The Light of Days: The Untold Story of Women Resistance Fighters in Hitler’s Ghettos by Judith Batalion; New York, NY : William Morrow, .
Published in April of last year, The Light of Days was an instant New York Times bestseller which follows a collection of unbelievably brave and cunning Jewish heroines that did their absolute best to outsmart, disrupt, and even assassinate members of the Nazi presence occupying the streets of Poland during the Holocaust. The book was written by Jewish author and Harvard graduate Judy Batalion, who hails from Montreal, Canada. She’s written essays and articles for the New York Times, the Washington Post, Vogue, the Forward, Salon, the Jerusalem Post and many more publications.
The Holocaust, a.k.a. the Shoah, was the genocide of European Jews during World War II. Between 1941 and 1945, Nazi Germany and collaborators systematically murdered at least six million Jewish people across German-occupied Europe, killing two-thirds of Europe’s Jewish population. These murders were carried out in pogroms and mass shootings; by extermination through slave labor in concentration camps; and in gas chambers and gas vans in German extermination camps, mainly Auschwitz-Birkenau, Bełżec, Chełmno, Majdanek, Sobibór, and Treblinka in occupied Poland.
After bearing witness to the senseless murder of their own families, friends, and neighbors during the violent destruction of their communities, a group of Polish Jewish women, including adults and teenagers, sought to change Jewish youth groups into resistance cells in order to bring the fight to the Nazi invaders. Wielding courage, guile, and nerves of steel, these “ghetto girls” paid off Gestapo guards, hid revolvers within loaves of bread and jars of marmalade, and helped build systems of underground bunkers. They’d flirt with German soldiers, bribe them with wine, whiskey, and home cooking, use their “Aryan” looks to seduce them, and shoot them dead. They even bombed German train lines plus one town’s water supply while also managing to nurse the sick, teach kids, and hide families. But heroism often comes with tragedy in tow, and like many during the Holocaust, some of these brave women suffered terrible fates at the hands of their Nazi enemies, which I feel makes it all the more important for their heroic spirit to be immortalized in print.

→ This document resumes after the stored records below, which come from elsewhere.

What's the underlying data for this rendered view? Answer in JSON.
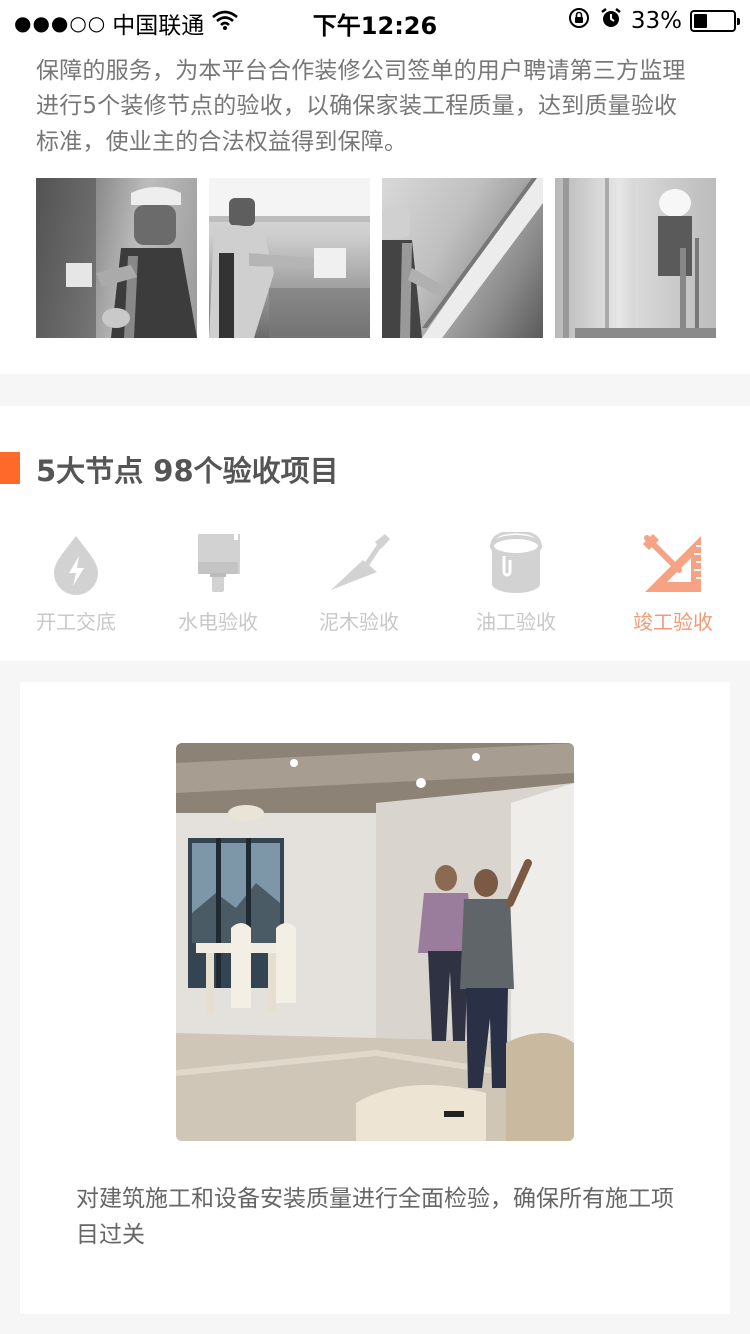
{
  "status_bar": {
    "signal": "●●●○○",
    "carrier": "中国联通",
    "time": "下午12:26",
    "battery_percent": "33%",
    "battery_level": 0.33,
    "icons": [
      "wifi-icon",
      "orientation-lock-icon",
      "alarm-icon",
      "battery-icon"
    ]
  },
  "intro": {
    "line1": "保障的服务，为本平台合作装修公司签单的用户聘请第三方监理",
    "line2": "进行5个装修节点的验收，以确保家装工程质量，达到质量验收",
    "line3": "标准，使业主的合法权益得到保障。",
    "photos": [
      "inspector-checking-switch-photo",
      "inspector-checking-kitchen-photo",
      "inspector-checking-wall-photo",
      "inspector-checking-bathroom-photo"
    ]
  },
  "nodes": {
    "title": "5大节点 98个验收项目",
    "accent_color": "#ff6a2a",
    "items": [
      {
        "label": "开工交底",
        "icon": "water-drop-icon",
        "active": false
      },
      {
        "label": "水电验收",
        "icon": "paint-brush-icon",
        "active": false
      },
      {
        "label": "泥木验收",
        "icon": "trowel-icon",
        "active": false
      },
      {
        "label": "油工验收",
        "icon": "paint-bucket-icon",
        "active": false
      },
      {
        "label": "竣工验收",
        "icon": "ruler-square-icon",
        "active": true
      }
    ]
  },
  "detail": {
    "image": "completion-inspection-room-photo",
    "description": "对建筑施工和设备安装质量进行全面检验，确保所有施工项目过关"
  }
}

Mrs. Batalion writes with a passionate mix of pride for these heroes of the past among her people and rage for the Nazi monsters that necessitated their heroism. Her writing style is quite vibrant and engaging, pulling the reader into the raw emotion of these long past events. She makes it difficult for you to not feel that very same pride and rage alongside these women from the past, who through their cunning and daring, refused to be mere victims to their genocidal oppressors.
Judy Batalion currently lives with her husband and three children in New York City. You can learn more about her and her written works on her website: judybatalion.com. We here at Alamance County Public Libraries carry The Light of Days in Print, Large Print, eBook and eAudiobook form, so you have many pathways to reading this wonderfully written book!
Donavon Anderson is a reference library assistant at May Memorial Library. He can be reached firstname.lastname@example.org.